It's President's Day weekend on an environmental blog site. What could be better than highlighting the good stewardship deeds of America's chief executives?
Let's run through several of the better-known accomplishments, and then turn off the beaten path.
Theodore Roosevelt ... 5 national parks, 18 national monuments, 55 bird and game reservations, 150 national forests established or enlarged. Check.
Fifteen presidents, Republicans and Democrats alike, from Theodore Roosevelt to Barack Obama, have used the Antiquities Act to protect great American natural and historic treasures. Check.
Ulysses S. Grant signed the bill establishing Yellowstone National Park, America's first. Check.
Richard Nixon established the Environmental Protection Agency, and signed into law the National Environmental Policy Act, Clean Air Act and Endangered Species Act. Check.
Jimmy Carter secured passage of the Alaska National Interest Lands Conservation Act, which doubled the size of our national parks and wildlife refuge systems. Check.
Now, let's talk about Rutherford B. Hayes. Rutherford who? Hayes was one of those obscure 19th century presidents with facial hair who left faint marks on our collective memory. History buffs will recall that Hayes, the Republican governor of Ohio, entered office in 1877 following the disputed election of 1876, whose ugliness made the 2000 affray seem like an ice cream social.

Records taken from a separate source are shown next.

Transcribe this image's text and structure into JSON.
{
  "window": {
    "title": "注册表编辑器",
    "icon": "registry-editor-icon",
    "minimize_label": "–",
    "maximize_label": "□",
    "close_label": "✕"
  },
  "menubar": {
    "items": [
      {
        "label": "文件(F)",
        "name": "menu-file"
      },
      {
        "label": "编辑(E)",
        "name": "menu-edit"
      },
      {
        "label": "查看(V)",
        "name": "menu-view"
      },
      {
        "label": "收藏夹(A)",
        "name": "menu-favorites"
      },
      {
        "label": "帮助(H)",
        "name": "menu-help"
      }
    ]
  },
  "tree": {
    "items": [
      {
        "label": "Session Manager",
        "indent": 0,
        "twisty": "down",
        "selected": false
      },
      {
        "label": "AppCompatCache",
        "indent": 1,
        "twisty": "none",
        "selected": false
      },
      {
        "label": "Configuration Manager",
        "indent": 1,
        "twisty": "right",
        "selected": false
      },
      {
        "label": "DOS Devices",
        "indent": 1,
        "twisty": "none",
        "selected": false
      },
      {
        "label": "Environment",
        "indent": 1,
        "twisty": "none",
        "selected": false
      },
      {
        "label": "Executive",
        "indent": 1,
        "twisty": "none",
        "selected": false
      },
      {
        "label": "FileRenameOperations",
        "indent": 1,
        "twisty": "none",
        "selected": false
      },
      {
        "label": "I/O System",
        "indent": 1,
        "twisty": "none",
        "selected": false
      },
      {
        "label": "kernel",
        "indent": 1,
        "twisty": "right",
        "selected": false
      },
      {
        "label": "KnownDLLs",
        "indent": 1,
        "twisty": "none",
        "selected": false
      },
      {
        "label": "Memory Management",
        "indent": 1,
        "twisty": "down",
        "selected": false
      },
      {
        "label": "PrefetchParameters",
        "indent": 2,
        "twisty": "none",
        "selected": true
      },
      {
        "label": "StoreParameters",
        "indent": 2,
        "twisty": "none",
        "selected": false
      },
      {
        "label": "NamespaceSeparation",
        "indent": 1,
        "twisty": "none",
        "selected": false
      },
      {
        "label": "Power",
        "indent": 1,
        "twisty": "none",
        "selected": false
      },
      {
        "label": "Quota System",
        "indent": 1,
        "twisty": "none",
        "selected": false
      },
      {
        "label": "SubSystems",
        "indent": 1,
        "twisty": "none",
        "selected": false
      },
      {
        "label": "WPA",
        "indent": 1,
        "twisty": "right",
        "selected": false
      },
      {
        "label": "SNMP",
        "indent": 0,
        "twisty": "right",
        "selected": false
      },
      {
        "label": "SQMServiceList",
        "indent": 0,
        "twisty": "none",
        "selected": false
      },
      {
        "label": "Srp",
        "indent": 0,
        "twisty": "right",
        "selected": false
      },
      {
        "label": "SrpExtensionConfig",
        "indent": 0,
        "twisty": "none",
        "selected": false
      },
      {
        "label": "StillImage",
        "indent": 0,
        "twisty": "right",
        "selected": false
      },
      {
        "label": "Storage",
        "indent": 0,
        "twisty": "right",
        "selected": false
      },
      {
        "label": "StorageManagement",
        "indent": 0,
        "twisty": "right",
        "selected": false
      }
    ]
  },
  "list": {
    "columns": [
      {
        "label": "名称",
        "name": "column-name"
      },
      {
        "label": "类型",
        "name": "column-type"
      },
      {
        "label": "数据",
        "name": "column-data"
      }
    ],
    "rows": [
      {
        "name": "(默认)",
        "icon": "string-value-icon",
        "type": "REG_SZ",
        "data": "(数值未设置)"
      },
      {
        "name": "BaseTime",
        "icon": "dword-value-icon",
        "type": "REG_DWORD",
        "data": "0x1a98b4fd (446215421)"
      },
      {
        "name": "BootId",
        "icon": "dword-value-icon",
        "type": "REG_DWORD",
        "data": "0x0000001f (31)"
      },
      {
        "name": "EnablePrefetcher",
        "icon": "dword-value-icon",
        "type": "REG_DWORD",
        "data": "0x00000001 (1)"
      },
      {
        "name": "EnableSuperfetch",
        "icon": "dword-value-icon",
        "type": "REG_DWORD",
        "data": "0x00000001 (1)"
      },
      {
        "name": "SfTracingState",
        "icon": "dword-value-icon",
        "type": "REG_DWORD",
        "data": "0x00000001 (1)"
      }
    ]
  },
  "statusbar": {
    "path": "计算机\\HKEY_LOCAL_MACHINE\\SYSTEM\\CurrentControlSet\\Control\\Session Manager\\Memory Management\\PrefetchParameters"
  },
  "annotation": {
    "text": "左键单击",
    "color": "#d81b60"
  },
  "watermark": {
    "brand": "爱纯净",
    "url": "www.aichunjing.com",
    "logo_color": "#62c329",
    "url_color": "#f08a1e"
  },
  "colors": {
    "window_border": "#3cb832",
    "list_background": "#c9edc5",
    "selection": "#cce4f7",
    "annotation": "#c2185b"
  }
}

The ill-mannered among Hayes' Democratic opponents referred to our 19th president as "Rutherfraud."
Hayes, with an earnest and upright reputation, pulled remaining federal troops out of the South, instituted civil service reforms, banned alcoholic beverages from the White House, and kept his promise to serve only one term.
Hayes also appointed Carl Schurz, a former Missouri senator and German immigrant, as his secretary of the Interior. In the days when management of extractable resources on federal lands could charitably be described as loose, Schurz laid the groundwork for establishing national forests and putting public timberlands under professional management.
In an 1889 speech, long after he had left office, Schurz recalled what passed for federal timber management when he took over at the Interior Department: "I observed the notion that the public forests were everybody's property, to be taken and used or wasted as anybody pleased, everywhere in full operation. I observed enterprising timber thieves not merely stealing trees, but stealing whole forests. I observed hundreds of sawmills in full blast, devoted exclusively to the sawing up of timber stolen from the public lands."
Schurz saw to the hiring of federal agents to run the thieves off public lands. He pushed unsuccessfully for legislation to withdraw federal timber lands from sale, regulate timber cutting, and impose fines and jail time for deliberately or accidentally setting forests on fire.
He warned about the consequences of resource mismanagement and depletion. In Schurz's day, as he recalled in his 1889 speech, conservation critics sneered at learning the lessons other countries had learned the hard way about forest depletion. To his critics, Schurz said: "Let me say to you that the laws of nature are the same everywhere. Whoever violates them anywhere, must always pay the penalty. No country ever so great and rich, no nation ever so powerful, inventive and enterprising can violate them with impunity." One can imagine Schurz's voice thundering across time in response to the sneers of today's arrogant anti-conservationists.
Schurz's conservation ideas bore fruit in 1891, when the Forest Reserve Act was enacted. The new law authorized presidents to establish forest reserves on public lands. Six years later, Congress passed legislation specifying the reserves' purposes: to protect watersheds and secure timber supplies from depletion. Between 1891 and 1901, Presidents Benjamin Harrison, Grover Cleveland, and William McKinley established 30 million acres of forest reserves. Theodore Roosevelt quintupled the size of what became known as the national forests system, which today, including national grasslands, covers 193 million acres.
Carl Schurz, the mostly forgotten Interior secretary for the mostly forgotten President Hayes, helped set this conservation achievement in motion.
There's your President's Day conservation lesson. Enjoy the weekend.
Enter your city or zip code to get your local temperature and air quality and find local green food and recycling resources near you.